Leverage is a means by which you can increase your return on investment by using borrowed capital. Essentially, you can use debt to better an investment. Leverage is used in various fields, but especially real estate, and wielded by dedicated investors and first time home buyers alike.
It may seem like a fancy term used by professional wheelers and dealers, but it’s used by average Canadians every day. When you go to the bank to apply for a mortgage to buy your forever home – that’s leverage.
How leverage works
Real estate properties can be mighty expensive. In Canada, home prices continue to skyrocket, and most people don’t have enough money on hand to buy a piece of property straight up. The same is the case for commercial real estate opportunities. addy, for example, invests in institutional grade CRE properties that may cost anywhere from a few million dollars up to $100 million.
So how does someone invest in such a highly priced but lucrative asset? Leverage.
For example, If you’re buying a home for $1 million, you don’t need $1 million in your bank account. Instead, most buyers would offer 20% of that price as a down payment and take out a loan on the remaining 80%.
That loan is often referred to as ‘other people’s money,’ and can help an investor gain value over time. For example, with that home worth $1 million, if that value increases by 10% in one year (which is somewhat conservative considering the Canadian market in recent years), then the value of the property is now $1,100,000. By paying $200,000 up front and borrowing the rest, the purchaser found a worthy investment where in one year, they gained $100,000 in value.
The loan, meanwhile, continues to be paid over time while the property gains value.
Dangers of real estate leverage
We offered an ideal example of how leverage can benefit an investor. There are, of course, some dangers. What if the property doesn’t increase in value? Now, that certainly isn’t the trend of late in the Canadian market, but it certainly is possible. That means you are losing equity over time having borrowed money on an investment that is depreciating.
Drawbacks may depend on how you are using the property too. If it is purely an investment, where you are a landlord to various tenants, then vacancies, maintenance fees and fluctuations in rent can cause you to lose money as well.
Taking out too big a loan and over-leveraging can set you up for losing money in both the short and long term.
This downside is magnified for commercial investors, who are often looking to take complete control and operation of a property without paying all the money up front. In some ways it can be seen as a gamble on themselves: if they do well managing the property with successful tenants, then money should come in. But if management and maintenance is poor, or if due diligence was lacking, then the property may lose money over time.

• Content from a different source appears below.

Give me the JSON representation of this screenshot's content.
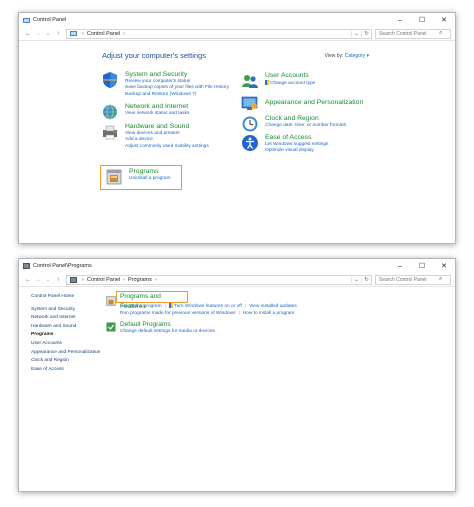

How to use leverage in real estate effectively
As we’ve talked about before, the best way to start investing is to plan. Set a realistic goal in mind without stretching yourself too thin. Consider the possible risks of a real estate investment – or any investment for that matter – so that you are prepared for a downturn in the market.
A proper budget with a reasonable down payment is key to success. While leverage can be a powerful tool, you don’t want to put down so little money that your loan rate negates any potential gains on your property. At the same time, you don’t necessarily want to pay everything up front since you can use other people’s money to make the investment more lucrative.
Investing with addy
Through crowdfunding, addy lowers the barriers to entry in the real estate market while spreading out the risk across multiple parties. Members can invest anywhere from $1 to $1,500 towards a property, but are not responsible for any management or maintenance. While the money is locked into the investment, addy provides a timetable for potential returns, which often includes annual distributions and sometimes even a potential sale of the property.
Fractional real estate allows addy members to potentially earn passive income without having to do all the work that comes with buying and selling a piece of property themselves. With addy, everyone can achieve the dream of property ownership.